= Beginning of Section =
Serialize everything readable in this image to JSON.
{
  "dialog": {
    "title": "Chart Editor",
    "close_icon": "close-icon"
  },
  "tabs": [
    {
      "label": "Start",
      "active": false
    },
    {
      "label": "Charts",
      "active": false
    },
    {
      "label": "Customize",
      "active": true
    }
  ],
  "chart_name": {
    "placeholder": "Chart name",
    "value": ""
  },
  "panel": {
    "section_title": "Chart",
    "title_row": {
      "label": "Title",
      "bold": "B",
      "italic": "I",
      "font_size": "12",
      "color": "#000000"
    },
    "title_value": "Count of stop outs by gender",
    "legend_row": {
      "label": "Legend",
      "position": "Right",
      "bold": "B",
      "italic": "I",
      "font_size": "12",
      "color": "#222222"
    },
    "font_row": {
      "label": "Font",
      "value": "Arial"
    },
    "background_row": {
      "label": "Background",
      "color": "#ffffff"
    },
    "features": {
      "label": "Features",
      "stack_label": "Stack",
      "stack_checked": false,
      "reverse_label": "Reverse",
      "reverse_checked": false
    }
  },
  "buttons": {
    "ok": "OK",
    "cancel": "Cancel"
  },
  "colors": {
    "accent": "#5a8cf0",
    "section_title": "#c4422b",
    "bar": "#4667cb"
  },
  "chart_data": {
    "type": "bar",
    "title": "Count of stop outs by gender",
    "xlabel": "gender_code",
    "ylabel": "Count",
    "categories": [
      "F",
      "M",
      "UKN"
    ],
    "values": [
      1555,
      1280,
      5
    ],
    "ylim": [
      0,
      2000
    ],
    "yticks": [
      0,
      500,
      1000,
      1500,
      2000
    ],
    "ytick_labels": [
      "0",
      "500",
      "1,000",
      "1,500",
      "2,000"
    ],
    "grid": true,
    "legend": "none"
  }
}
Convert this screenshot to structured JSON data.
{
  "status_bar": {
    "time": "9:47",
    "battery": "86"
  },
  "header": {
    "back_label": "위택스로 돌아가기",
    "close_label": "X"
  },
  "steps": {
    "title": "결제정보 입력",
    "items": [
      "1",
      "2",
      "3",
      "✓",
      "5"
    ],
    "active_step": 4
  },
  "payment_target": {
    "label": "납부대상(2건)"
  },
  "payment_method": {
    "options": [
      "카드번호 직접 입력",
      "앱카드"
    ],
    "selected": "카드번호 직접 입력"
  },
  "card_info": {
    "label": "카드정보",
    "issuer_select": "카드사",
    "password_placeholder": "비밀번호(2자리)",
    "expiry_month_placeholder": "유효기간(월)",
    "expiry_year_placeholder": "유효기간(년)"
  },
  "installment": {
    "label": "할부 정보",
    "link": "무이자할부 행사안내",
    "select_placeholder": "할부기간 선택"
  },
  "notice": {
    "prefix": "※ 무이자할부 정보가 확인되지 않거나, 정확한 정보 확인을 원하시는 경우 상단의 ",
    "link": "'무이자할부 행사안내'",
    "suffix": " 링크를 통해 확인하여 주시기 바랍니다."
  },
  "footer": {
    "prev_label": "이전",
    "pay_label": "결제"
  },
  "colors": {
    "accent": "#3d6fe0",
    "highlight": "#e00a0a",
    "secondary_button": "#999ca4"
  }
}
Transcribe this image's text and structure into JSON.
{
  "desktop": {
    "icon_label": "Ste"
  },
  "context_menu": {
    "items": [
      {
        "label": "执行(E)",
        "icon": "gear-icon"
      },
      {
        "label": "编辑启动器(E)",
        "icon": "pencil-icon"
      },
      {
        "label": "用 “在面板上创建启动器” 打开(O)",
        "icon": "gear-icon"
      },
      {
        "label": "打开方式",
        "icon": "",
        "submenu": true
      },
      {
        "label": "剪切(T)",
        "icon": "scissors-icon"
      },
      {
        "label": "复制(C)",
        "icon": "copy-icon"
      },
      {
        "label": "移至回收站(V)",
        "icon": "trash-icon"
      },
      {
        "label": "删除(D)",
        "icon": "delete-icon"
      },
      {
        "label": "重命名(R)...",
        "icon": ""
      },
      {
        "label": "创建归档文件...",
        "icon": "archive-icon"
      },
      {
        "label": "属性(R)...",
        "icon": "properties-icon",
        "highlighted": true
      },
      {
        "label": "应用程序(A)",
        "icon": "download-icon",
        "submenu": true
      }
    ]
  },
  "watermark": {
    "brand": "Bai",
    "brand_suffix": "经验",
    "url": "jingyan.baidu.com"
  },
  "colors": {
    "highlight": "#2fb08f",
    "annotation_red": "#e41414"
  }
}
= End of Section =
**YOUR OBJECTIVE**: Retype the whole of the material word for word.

**RESULT**:
Serialize everything readable in this image to JSON.
{
  "dialog": {
    "title": "Chart Editor",
    "close_icon": "close-icon"
  },
  "tabs": [
    {
      "label": "Start",
      "active": false
    },
    {
      "label": "Charts",
      "active": false
    },
    {
      "label": "Customize",
      "active": true
    }
  ],
  "chart_name": {
    "placeholder": "Chart name",
    "value": ""
  },
  "panel": {
    "section_title": "Chart",
    "title_row": {
      "label": "Title",
      "bold": "B",
      "italic": "I",
      "font_size": "12",
      "color": "#000000"
    },
    "title_value": "Count of stop outs by gender",
    "legend_row": {
      "label": "Legend",
      "position": "Right",
      "bold": "B",
      "italic": "I",
      "font_size": "12",
      "color": "#222222"
    },
    "font_row": {
      "label": "Font",
      "value": "Arial"
    },
    "background_row": {
      "label": "Background",
      "color": "#ffffff"
    },
    "features": {
      "label": "Features",
      "stack_label": "Stack",
      "stack_checked": false,
      "reverse_label": "Reverse",
      "reverse_checked": false
    }
  },
  "buttons": {
    "ok": "OK",
    "cancel": "Cancel"
  },
  "colors": {
    "accent": "#5a8cf0",
    "section_title": "#c4422b",
    "bar": "#4667cb"
  },
  "chart_data": {
    "type": "bar",
    "title": "Count of stop outs by gender",
    "xlabel": "gender_code",
    "ylabel": "Count",
    "categories": [
      "F",
      "M",
      "UKN"
    ],
    "values": [
      1555,
      1280,
      5
    ],
    "ylim": [
      0,
      2000
    ],
    "yticks": [
      0,
      500,
      1000,
      1500,
      2000
    ],
    "ytick_labels": [
      "0",
      "500",
      "1,000",
      "1,500",
      "2,000"
    ],
    "grid": true,
    "legend": "none"
  }
}
Convert this screenshot to structured JSON data.
{
  "status_bar": {
    "time": "9:47",
    "battery": "86"
  },
  "header": {
    "back_label": "위택스로 돌아가기",
    "close_label": "X"
  },
  "steps": {
    "title": "결제정보 입력",
    "items": [
      "1",
      "2",
      "3",
      "✓",
      "5"
    ],
    "active_step": 4
  },
  "payment_target": {
    "label": "납부대상(2건)"
  },
  "payment_method": {
    "options": [
      "카드번호 직접 입력",
      "앱카드"
    ],
    "selected": "카드번호 직접 입력"
  },
  "card_info": {
    "label": "카드정보",
    "issuer_select": "카드사",
    "password_placeholder": "비밀번호(2자리)",
    "expiry_month_placeholder": "유효기간(월)",
    "expiry_year_placeholder": "유효기간(년)"
  },
  "installment": {
    "label": "할부 정보",
    "link": "무이자할부 행사안내",
    "select_placeholder": "할부기간 선택"
  },
  "notice": {
    "prefix": "※ 무이자할부 정보가 확인되지 않거나, 정확한 정보 확인을 원하시는 경우 상단의 ",
    "link": "'무이자할부 행사안내'",
    "suffix": " 링크를 통해 확인하여 주시기 바랍니다."
  },
  "footer": {
    "prev_label": "이전",
    "pay_label": "결제"
  },
  "colors": {
    "accent": "#3d6fe0",
    "highlight": "#e00a0a",
    "secondary_button": "#999ca4"
  }
}
Transcribe this image's text and structure into JSON.
{
  "desktop": {
    "icon_label": "Ste"
  },
  "context_menu": {
    "items": [
      {
        "label": "执行(E)",
        "icon": "gear-icon"
      },
      {
        "label": "编辑启动器(E)",
        "icon": "pencil-icon"
      },
      {
        "label": "用 “在面板上创建启动器” 打开(O)",
        "icon": "gear-icon"
      },
      {
        "label": "打开方式",
        "icon": "",
        "submenu": true
      },
      {
        "label": "剪切(T)",
        "icon": "scissors-icon"
      },
      {
        "label": "复制(C)",
        "icon": "copy-icon"
      },
      {
        "label": "移至回收站(V)",
        "icon": "trash-icon"
      },
      {
        "label": "删除(D)",
        "icon": "delete-icon"
      },
      {
        "label": "重命名(R)...",
        "icon": ""
      },
      {
        "label": "创建归档文件...",
        "icon": "archive-icon"
      },
      {
        "label": "属性(R)...",
        "icon": "properties-icon",
        "highlighted": true
      },
      {
        "label": "应用程序(A)",
        "icon": "download-icon",
        "submenu": true
      }
    ]
  },
  "watermark": {
    "brand": "Bai",
    "brand_suffix": "经验",
    "url": "jingyan.baidu.com"
  },
  "colors": {
    "highlight": "#2fb08f",
    "annotation_red": "#e41414"
  }
}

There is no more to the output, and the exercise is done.